The Transactions and Proceedings of the Royal Society of New Zealand is one of New Zealand's most important research publications, particularly for science. Contributors to the Transactions include James Hector, William Colenso, Charles Fleming, Thomas Hocken, and Ernest Rutherford.

The Royal Society (known as the New Zealand Institute before 1933) was established in 1867 to co-ordinate and assist the activities of a number of regional research societies including the Auckland Institute, the Wellington Philosophical Society and the Otago Institute. These societies often did not have the means to publish the papers that were presented to them or maintain a written record of their activities. The NZ Institute was set up to remedy this through the publication of a single volume of transactions and proceedings on their behalf.

Publication history

The Transactions contain the papers read before the member societies and the Proceedings record the business of the Royal Society and its affiliates.
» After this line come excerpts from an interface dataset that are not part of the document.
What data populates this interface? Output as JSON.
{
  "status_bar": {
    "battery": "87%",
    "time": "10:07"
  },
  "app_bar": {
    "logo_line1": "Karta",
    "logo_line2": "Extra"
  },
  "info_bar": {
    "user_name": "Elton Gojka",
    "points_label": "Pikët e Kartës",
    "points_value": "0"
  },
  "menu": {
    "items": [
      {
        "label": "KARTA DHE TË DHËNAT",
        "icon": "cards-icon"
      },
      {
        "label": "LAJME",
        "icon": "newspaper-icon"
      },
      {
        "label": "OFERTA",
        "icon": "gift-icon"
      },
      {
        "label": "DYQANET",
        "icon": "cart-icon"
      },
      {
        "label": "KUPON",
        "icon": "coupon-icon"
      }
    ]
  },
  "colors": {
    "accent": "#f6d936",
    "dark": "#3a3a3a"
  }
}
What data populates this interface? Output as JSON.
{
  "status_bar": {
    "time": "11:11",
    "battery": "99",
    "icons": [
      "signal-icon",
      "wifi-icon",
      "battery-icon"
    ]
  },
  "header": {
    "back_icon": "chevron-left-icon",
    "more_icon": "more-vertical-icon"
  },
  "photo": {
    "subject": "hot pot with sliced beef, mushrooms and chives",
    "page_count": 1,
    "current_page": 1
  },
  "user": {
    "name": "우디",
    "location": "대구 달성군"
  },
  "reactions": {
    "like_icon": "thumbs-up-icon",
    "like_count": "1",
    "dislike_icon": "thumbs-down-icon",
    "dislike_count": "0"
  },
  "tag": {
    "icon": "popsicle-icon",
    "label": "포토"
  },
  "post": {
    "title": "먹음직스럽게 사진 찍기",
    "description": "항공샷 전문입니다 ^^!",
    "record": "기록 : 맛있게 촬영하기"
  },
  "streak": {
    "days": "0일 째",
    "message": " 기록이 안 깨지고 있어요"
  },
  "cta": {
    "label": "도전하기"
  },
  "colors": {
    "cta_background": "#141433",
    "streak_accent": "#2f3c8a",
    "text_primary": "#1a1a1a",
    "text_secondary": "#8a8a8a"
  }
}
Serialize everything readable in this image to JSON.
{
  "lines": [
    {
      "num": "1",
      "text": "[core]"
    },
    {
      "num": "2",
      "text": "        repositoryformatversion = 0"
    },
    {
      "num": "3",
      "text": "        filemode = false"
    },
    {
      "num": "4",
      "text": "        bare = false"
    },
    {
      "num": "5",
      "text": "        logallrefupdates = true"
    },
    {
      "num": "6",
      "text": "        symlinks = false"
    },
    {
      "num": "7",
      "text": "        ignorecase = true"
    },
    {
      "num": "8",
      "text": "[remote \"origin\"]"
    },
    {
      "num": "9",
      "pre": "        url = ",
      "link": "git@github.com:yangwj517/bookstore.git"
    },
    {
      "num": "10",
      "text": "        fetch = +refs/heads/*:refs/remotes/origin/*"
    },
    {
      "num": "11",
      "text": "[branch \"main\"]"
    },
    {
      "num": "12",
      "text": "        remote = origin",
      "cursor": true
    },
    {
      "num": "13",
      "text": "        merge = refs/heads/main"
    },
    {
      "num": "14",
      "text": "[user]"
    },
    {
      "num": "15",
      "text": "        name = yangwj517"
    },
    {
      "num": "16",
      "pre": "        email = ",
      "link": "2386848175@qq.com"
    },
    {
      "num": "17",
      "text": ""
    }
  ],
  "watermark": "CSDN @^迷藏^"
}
The first volume, published in 1869, included the papers presented in 1868. The Transactions and Proceedings followed this pattern, with some variations until 1961. These variations include the republication in 1875 of a revised edition of the first volume; the separate publication of the Proceedings for v41-v44; quarterly and annual publication of the Transactions from v58.

The Transactions were split in 1961 into separate series for zoology, botany, geology and general. The Proceedings, which had been published separately since 1958 with the same numbering as the Transactions, continued till 1996.

The Royal Society has since 1910 published, irregularly, a monographic series entitled the Bulletin for papers that were too large for the Transactions.

Content

The Transactions initially covered a wide range of subjects. While science has always predominated a report in 1891 showed that about 20% of the papers published up to then were in the areas of ethnography, agriculture, history and literature. However by the 1920's the Transactions were exclusively scientific, with particular focus on botany, zoology and geology. This change was due, in part, to the emergence of other research publications such as the Journal of the Polynesian Society, NZ journal of agriculture and the NZ journal of science and technology to provide outlets for research. Dissatisfaction with the Transactions may have encouraged the establishment of other research journals. There was frequent criticism from some of the societies affiliated to the Royal Society about the slowness with which the Transactions were published.

The content of the Proceedings also varied over the years. The full proceedings of the member societies and the parent body weren't always included every year. In the 1950's they started to included articles and reports relating to other scientific organisations that the Society was involved with such as the International Council of Science Unions.

For more information about the Transactions and Proceedings see, Charles Fleming, Science, settlers and scholars : the centennial history of the Royal Society of New Zealand (1987).

Digitisation of the Transactions

This project has been carried out by the National Library in consultation with the Royal Society.

Link to Royal Society of New Zealand website

The original volumes are from the collections of the Alexander Turnbull Library.

The Library worked with two local organisations on this project:

New Zealand Micrographics Services microfilmed and digitised the Transactions to international standards.

The New Zealand Electronic Text Centre managed the process of transcribing and encoding the full text of the Transactions. The scanned images were then transcribed using a process called double-keying in which two operators work on each page. This ensures a high level of accuracy. Transcribed text was then marked up using the Text Encoding Initiative (TEI) Guidelines.

Contribution to WorldWideScience.org

The Transactions are searchable through the global science gateway WorldWideScience.org.

Link to WorldWideScience.org